* Assignment
Could you output every record below exactly, leaving out the pictures?

(Data excerpts)
——————————

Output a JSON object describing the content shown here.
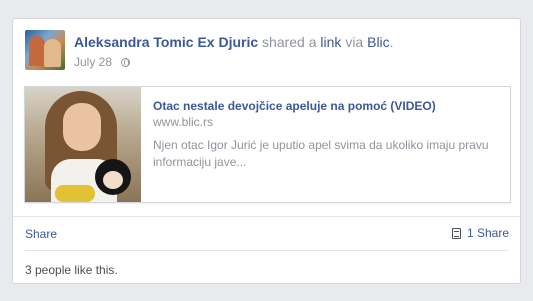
{
  "post": {
    "author": "Aleksandra Tomic Ex Djuric",
    "action_text": "shared a",
    "link_word": "link",
    "via_text": "via",
    "source": "Blic",
    "date": "July 28",
    "privacy_icon": "globe-icon"
  },
  "preview": {
    "title": "Otac nestale devojčice apeluje na pomoć (VIDEO)",
    "domain": "www.blic.rs",
    "description": "Njen otac Igor Jurić je uputio apel svima da ukoliko imaju pravu informaciju jave..."
  },
  "actions": {
    "share_label": "Share",
    "shares_count": "1 Share",
    "shares_icon": "doc-icon"
  },
  "likes": {
    "text": "3 people like this."
  },
  "colors": {
    "link": "#3b5998",
    "muted": "#90949c",
    "background": "#e9eaed"
  }
}
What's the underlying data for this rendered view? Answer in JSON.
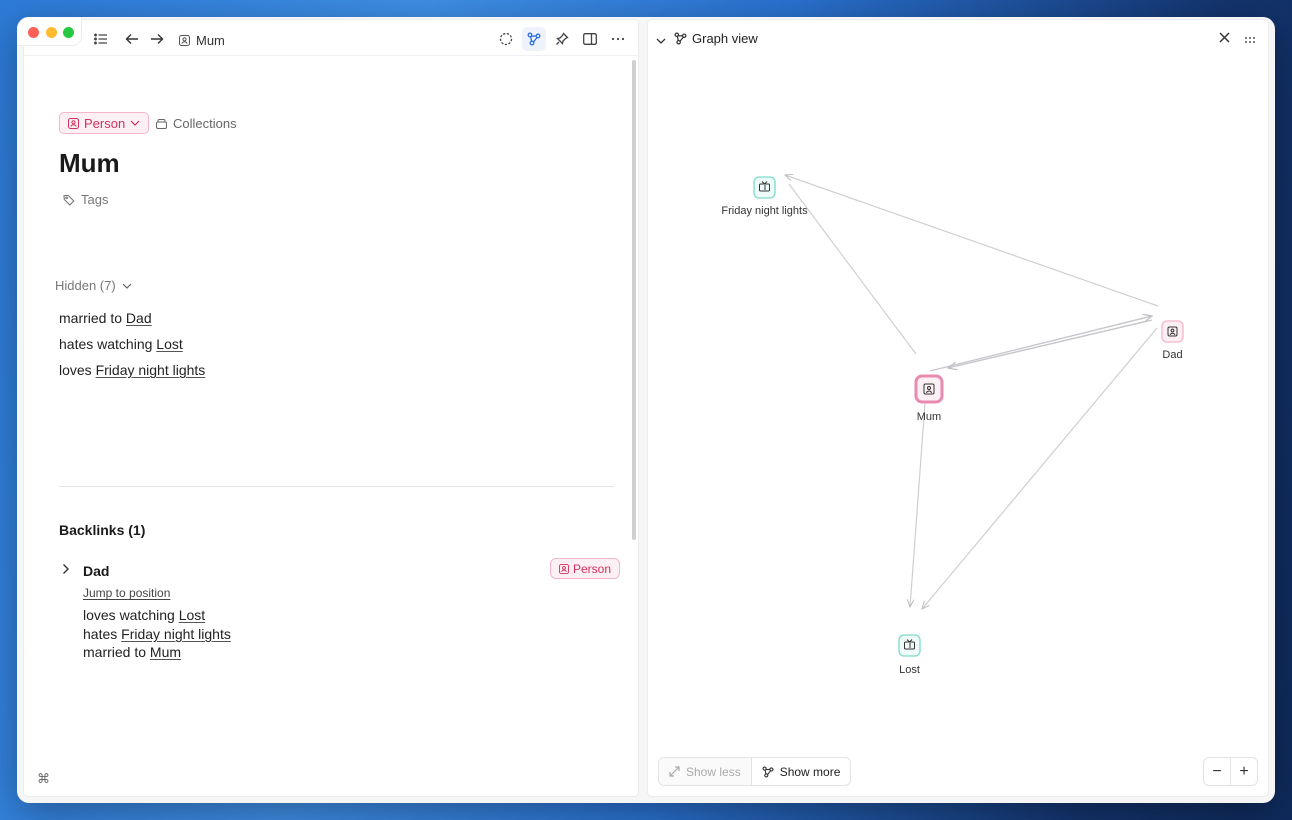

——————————

* Task output
Output a JSON object describing the content shown here.
{
  "post": {
    "author": "Aleksandra Tomic Ex Djuric",
    "action_text": "shared a",
    "link_word": "link",
    "via_text": "via",
    "source": "Blic",
    "date": "July 28",
    "privacy_icon": "globe-icon"
  },
  "preview": {
    "title": "Otac nestale devojčice apeluje na pomoć (VIDEO)",
    "domain": "www.blic.rs",
    "description": "Njen otac Igor Jurić je uputio apel svima da ukoliko imaju pravu informaciju jave..."
  },
  "actions": {
    "share_label": "Share",
    "shares_count": "1 Share",
    "shares_icon": "doc-icon"
  },
  "likes": {
    "text": "3 people like this."
  },
  "colors": {
    "link": "#3b5998",
    "muted": "#90949c",
    "background": "#e9eaed"
  }
}
What's the underlying data for this rendered view? Answer in JSON.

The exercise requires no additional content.